Records drawn from a dataset:
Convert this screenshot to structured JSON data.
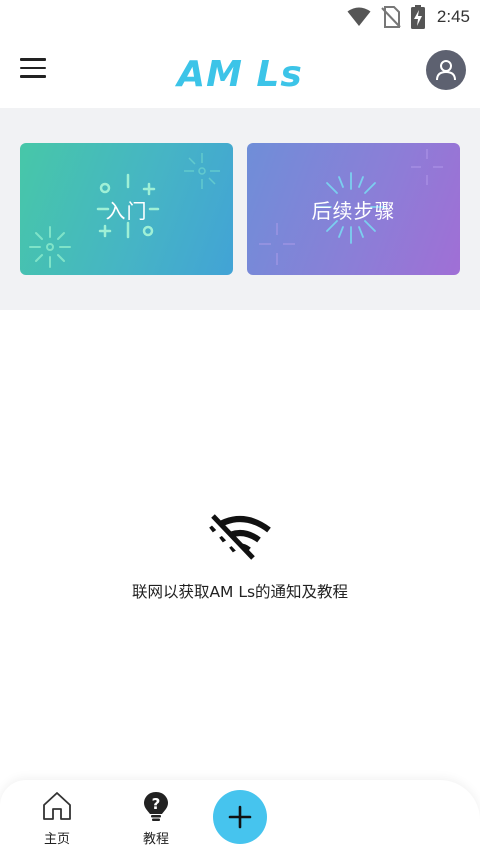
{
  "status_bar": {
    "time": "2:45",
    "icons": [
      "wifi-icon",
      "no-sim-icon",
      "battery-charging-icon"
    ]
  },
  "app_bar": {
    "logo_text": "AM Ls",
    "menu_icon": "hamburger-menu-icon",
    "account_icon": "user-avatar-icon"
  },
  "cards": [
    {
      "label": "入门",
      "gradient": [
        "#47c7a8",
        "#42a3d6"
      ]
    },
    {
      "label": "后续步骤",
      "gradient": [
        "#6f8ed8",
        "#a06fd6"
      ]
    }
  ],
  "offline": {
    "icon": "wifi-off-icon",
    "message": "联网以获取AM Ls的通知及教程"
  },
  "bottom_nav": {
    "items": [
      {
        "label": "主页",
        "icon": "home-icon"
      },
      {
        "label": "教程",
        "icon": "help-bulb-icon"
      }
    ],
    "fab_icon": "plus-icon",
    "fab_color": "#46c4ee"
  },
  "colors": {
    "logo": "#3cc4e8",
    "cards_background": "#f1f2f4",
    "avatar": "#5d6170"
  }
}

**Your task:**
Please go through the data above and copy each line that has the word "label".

**Result of this exercise:**
      "label": "入门",
      "label": "后续步骤",
        "label": "主页",
        "label": "教程",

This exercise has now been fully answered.